In a break through discovery, researchers have uncovered four different types of bowel cancer which could allow doctors to treat each type differently.
Scientists at The Institute of Cancer Research in London believe that the most immediate implication of their findings would be to help identify patients at risk of developing more serious, fast-growing disease that requires more intensive treatment.
In the study, researchers combined data from 3,443 patients with bowel cancer from all over the world including genetic mutations, gene activity, immune system activation, cell metabolism, cancer cell type and ability to invade neighbouring tissues.
They found that 87 per cent of bowel cancers could be robustly assigned to one of the four groups. Tumours within the four ‘consensus molecular subtypes,’ or CMSs, each had a pattern of irregularities that could leave them vulnerable to the same treatment strategy.
Patients with one particular type of bowel tumour, CMS4, were often diagnosed at stage III and IV, had high levels of spread to other sites in the body, and had significantly worse survival rates than the other types.
Patients with another type, CMS2, had much better survival rates even if the cancer had relapsed.
Researcher Anguraj Sadanandam their study had identified four distinct types of bowel cancer, each with a definite set of genetic and biological characteristics, and some of which are more aggressive and more likely to be fatal than others.

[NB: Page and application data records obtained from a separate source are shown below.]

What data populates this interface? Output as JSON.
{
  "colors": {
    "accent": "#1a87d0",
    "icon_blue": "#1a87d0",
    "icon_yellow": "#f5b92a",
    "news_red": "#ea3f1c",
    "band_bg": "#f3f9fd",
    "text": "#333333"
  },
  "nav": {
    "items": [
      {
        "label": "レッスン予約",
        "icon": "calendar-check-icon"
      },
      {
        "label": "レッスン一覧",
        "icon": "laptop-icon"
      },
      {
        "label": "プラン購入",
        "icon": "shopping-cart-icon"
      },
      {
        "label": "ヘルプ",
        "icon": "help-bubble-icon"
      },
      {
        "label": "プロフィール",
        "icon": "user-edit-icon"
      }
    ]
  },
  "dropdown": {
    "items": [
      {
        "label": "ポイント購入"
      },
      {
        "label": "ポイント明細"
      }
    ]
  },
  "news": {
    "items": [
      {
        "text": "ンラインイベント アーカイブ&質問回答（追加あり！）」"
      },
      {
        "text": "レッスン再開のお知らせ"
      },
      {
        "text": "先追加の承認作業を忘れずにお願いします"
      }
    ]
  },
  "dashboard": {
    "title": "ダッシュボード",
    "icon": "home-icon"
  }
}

Sadanandam said that this could allow doctors to pick out those patients with more aggressive disease and treat them accordingly.
He concluded that it could lead to development of new molecular diagnostic tests to diagnose patients by their particular type of bowel cancer, and give them the most effective treatments for that type.
The study is published in the Journal Nature Medicine.